Exercise requirements —
The reply should repeat all of the data word for word, with no pictures.

Dataset —
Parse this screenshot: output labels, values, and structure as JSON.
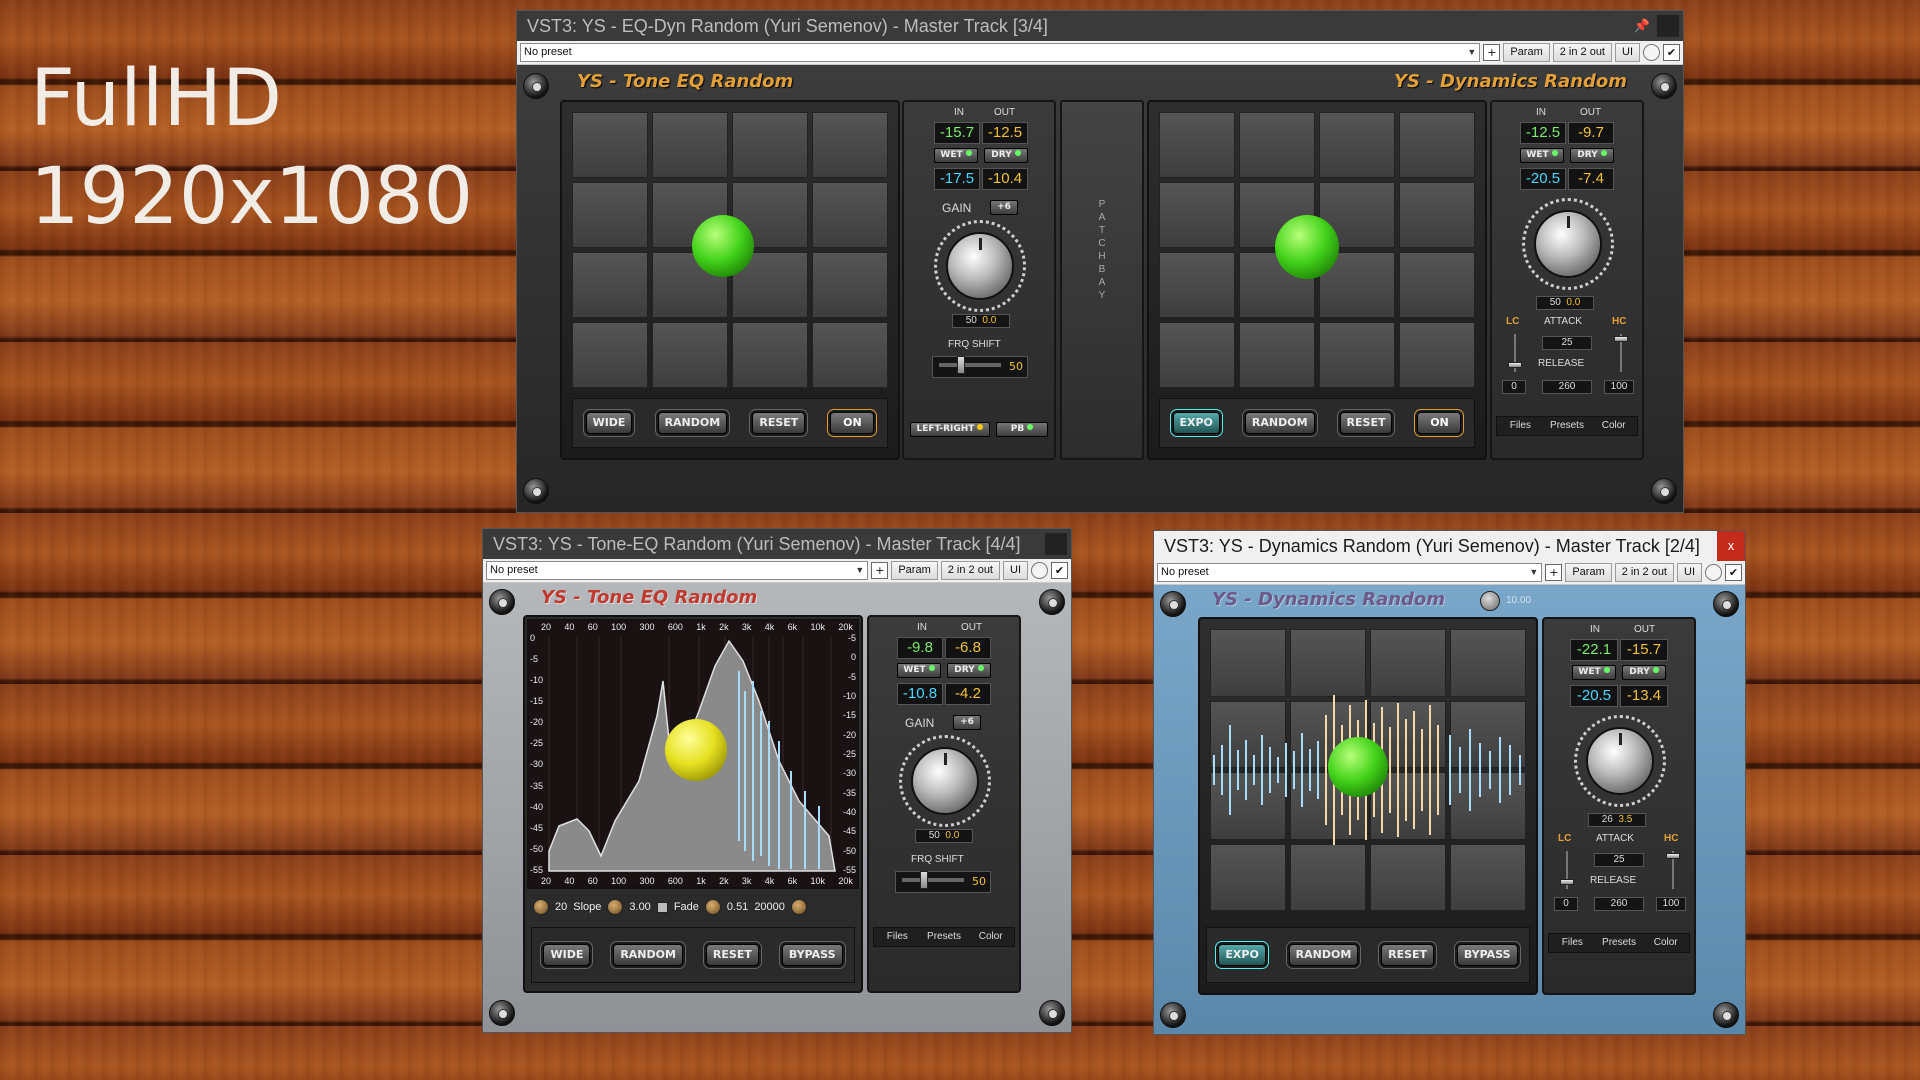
{
  "overlay": {
    "line1": "FullHD",
    "line2": "1920x1080"
  },
  "toolbar_common": {
    "param": "Param",
    "io": "2 in 2 out",
    "ui": "UI",
    "plus": "+",
    "check": "✔"
  },
  "win1": {
    "title": "VST3: YS - EQ-Dyn Random (Yuri Semenov) - Master Track [3/4]",
    "preset": "No preset",
    "left_title": "YS - Tone EQ Random",
    "right_title": "YS - Dynamics Random",
    "left_buttons": [
      "WIDE",
      "RANDOM",
      "RESET",
      "ON"
    ],
    "right_buttons": [
      "EXPO",
      "RANDOM",
      "RESET",
      "ON"
    ],
    "eq_meter": {
      "in_label": "IN",
      "out_label": "OUT",
      "in": "-15.7",
      "out": "-12.5",
      "wet": "WET",
      "dry": "DRY",
      "in2": "-17.5",
      "out2": "-10.4",
      "gain": "GAIN",
      "gain_badge": "+6",
      "k1": "50",
      "k2": "0.0",
      "frq": "FRQ SHIFT",
      "frq_val": "50",
      "lr": "LEFT-RIGHT",
      "pb": "PB"
    },
    "patchbay": [
      "P",
      "A",
      "T",
      "C",
      "H",
      "B",
      "A",
      "Y"
    ],
    "dyn_meter": {
      "in_label": "IN",
      "out_label": "OUT",
      "in": "-12.5",
      "out": "-9.7",
      "wet": "WET",
      "dry": "DRY",
      "in2": "-20.5",
      "out2": "-7.4",
      "k1": "50",
      "k2": "0.0",
      "lc": "LC",
      "attack": "ATTACK",
      "hc": "HC",
      "attack_val": "25",
      "release": "RELEASE",
      "lc_val": "0",
      "release_val": "260",
      "hc_val": "100",
      "tabs": [
        "Files",
        "Presets",
        "Color"
      ]
    }
  },
  "win2": {
    "title": "VST3: YS - Tone-EQ Random (Yuri Semenov) - Master Track [4/4]",
    "preset": "No preset",
    "plugin_title": "YS - Tone EQ Random",
    "freq_labels": [
      "20",
      "40",
      "60",
      "100",
      "300",
      "600",
      "1k",
      "2k",
      "3k",
      "4k",
      "6k",
      "10k",
      "20k"
    ],
    "db_labels": [
      "0",
      "-5",
      "-10",
      "-15",
      "-20",
      "-25",
      "-30",
      "-35",
      "-40",
      "-45",
      "-50",
      "-55"
    ],
    "db_labels_right": [
      "-5",
      "0",
      "-5",
      "-10",
      "-15",
      "-20",
      "-25",
      "-30",
      "-35",
      "-40",
      "-45",
      "-50",
      "-55"
    ],
    "controls": {
      "v1": "20",
      "slope": "Slope",
      "v2": "3.00",
      "fade": "Fade",
      "v3": "0.51",
      "v4": "20000"
    },
    "buttons": [
      "WIDE",
      "RANDOM",
      "RESET",
      "BYPASS"
    ],
    "meter": {
      "in_label": "IN",
      "out_label": "OUT",
      "in": "-9.8",
      "out": "-6.8",
      "wet": "WET",
      "dry": "DRY",
      "in2": "-10.8",
      "out2": "-4.2",
      "gain": "GAIN",
      "gain_badge": "+6",
      "k1": "50",
      "k2": "0.0",
      "frq": "FRQ SHIFT",
      "frq_val": "50",
      "tabs": [
        "Files",
        "Presets",
        "Color"
      ]
    }
  },
  "win3": {
    "title": "VST3: YS - Dynamics Random (Yuri Semenov) - Master Track [2/4]",
    "preset": "No preset",
    "plugin_title": "YS - Dynamics Random",
    "knob_label": "10.00",
    "buttons": [
      "EXPO",
      "RANDOM",
      "RESET",
      "BYPASS"
    ],
    "meter": {
      "in_label": "IN",
      "out_label": "OUT",
      "in": "-22.1",
      "out": "-15.7",
      "wet": "WET",
      "dry": "DRY",
      "in2": "-20.5",
      "out2": "-13.4",
      "k1": "26",
      "k2": "3.5",
      "lc": "LC",
      "attack": "ATTACK",
      "hc": "HC",
      "attack_val": "25",
      "release": "RELEASE",
      "lc_val": "0",
      "release_val": "260",
      "hc_val": "100",
      "tabs": [
        "Files",
        "Presets",
        "Color"
      ]
    }
  }
}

Solution —
Parse this screenshot: output labels, values, and structure as JSON.
{
  "overlay": {
    "line1": "FullHD",
    "line2": "1920x1080"
  },
  "toolbar_common": {
    "param": "Param",
    "io": "2 in 2 out",
    "ui": "UI",
    "plus": "+",
    "check": "✔"
  },
  "win1": {
    "title": "VST3: YS - EQ-Dyn Random (Yuri Semenov) - Master Track [3/4]",
    "preset": "No preset",
    "left_title": "YS - Tone EQ Random",
    "right_title": "YS - Dynamics Random",
    "left_buttons": [
      "WIDE",
      "RANDOM",
      "RESET",
      "ON"
    ],
    "right_buttons": [
      "EXPO",
      "RANDOM",
      "RESET",
      "ON"
    ],
    "eq_meter": {
      "in_label": "IN",
      "out_label": "OUT",
      "in": "-15.7",
      "out": "-12.5",
      "wet": "WET",
      "dry": "DRY",
      "in2": "-17.5",
      "out2": "-10.4",
      "gain": "GAIN",
      "gain_badge": "+6",
      "k1": "50",
      "k2": "0.0",
      "frq": "FRQ SHIFT",
      "frq_val": "50",
      "lr": "LEFT-RIGHT",
      "pb": "PB"
    },
    "patchbay": [
      "P",
      "A",
      "T",
      "C",
      "H",
      "B",
      "A",
      "Y"
    ],
    "dyn_meter": {
      "in_label": "IN",
      "out_label": "OUT",
      "in": "-12.5",
      "out": "-9.7",
      "wet": "WET",
      "dry": "DRY",
      "in2": "-20.5",
      "out2": "-7.4",
      "k1": "50",
      "k2": "0.0",
      "lc": "LC",
      "attack": "ATTACK",
      "hc": "HC",
      "attack_val": "25",
      "release": "RELEASE",
      "lc_val": "0",
      "release_val": "260",
      "hc_val": "100",
      "tabs": [
        "Files",
        "Presets",
        "Color"
      ]
    }
  },
  "win2": {
    "title": "VST3: YS - Tone-EQ Random (Yuri Semenov) - Master Track [4/4]",
    "preset": "No preset",
    "plugin_title": "YS - Tone EQ Random",
    "freq_labels": [
      "20",
      "40",
      "60",
      "100",
      "300",
      "600",
      "1k",
      "2k",
      "3k",
      "4k",
      "6k",
      "10k",
      "20k"
    ],
    "db_labels": [
      "0",
      "-5",
      "-10",
      "-15",
      "-20",
      "-25",
      "-30",
      "-35",
      "-40",
      "-45",
      "-50",
      "-55"
    ],
    "db_labels_right": [
      "-5",
      "0",
      "-5",
      "-10",
      "-15",
      "-20",
      "-25",
      "-30",
      "-35",
      "-40",
      "-45",
      "-50",
      "-55"
    ],
    "controls": {
      "v1": "20",
      "slope": "Slope",
      "v2": "3.00",
      "fade": "Fade",
      "v3": "0.51",
      "v4": "20000"
    },
    "buttons": [
      "WIDE",
      "RANDOM",
      "RESET",
      "BYPASS"
    ],
    "meter": {
      "in_label": "IN",
      "out_label": "OUT",
      "in": "-9.8",
      "out": "-6.8",
      "wet": "WET",
      "dry": "DRY",
      "in2": "-10.8",
      "out2": "-4.2",
      "gain": "GAIN",
      "gain_badge": "+6",
      "k1": "50",
      "k2": "0.0",
      "frq": "FRQ SHIFT",
      "frq_val": "50",
      "tabs": [
        "Files",
        "Presets",
        "Color"
      ]
    }
  },
  "win3": {
    "title": "VST3: YS - Dynamics Random (Yuri Semenov) - Master Track [2/4]",
    "preset": "No preset",
    "plugin_title": "YS - Dynamics Random",
    "knob_label": "10.00",
    "buttons": [
      "EXPO",
      "RANDOM",
      "RESET",
      "BYPASS"
    ],
    "meter": {
      "in_label": "IN",
      "out_label": "OUT",
      "in": "-22.1",
      "out": "-15.7",
      "wet": "WET",
      "dry": "DRY",
      "in2": "-20.5",
      "out2": "-13.4",
      "k1": "26",
      "k2": "3.5",
      "lc": "LC",
      "attack": "ATTACK",
      "hc": "HC",
      "attack_val": "25",
      "release": "RELEASE",
      "lc_val": "0",
      "release_val": "260",
      "hc_val": "100",
      "tabs": [
        "Files",
        "Presets",
        "Color"
      ]
    }
  }
}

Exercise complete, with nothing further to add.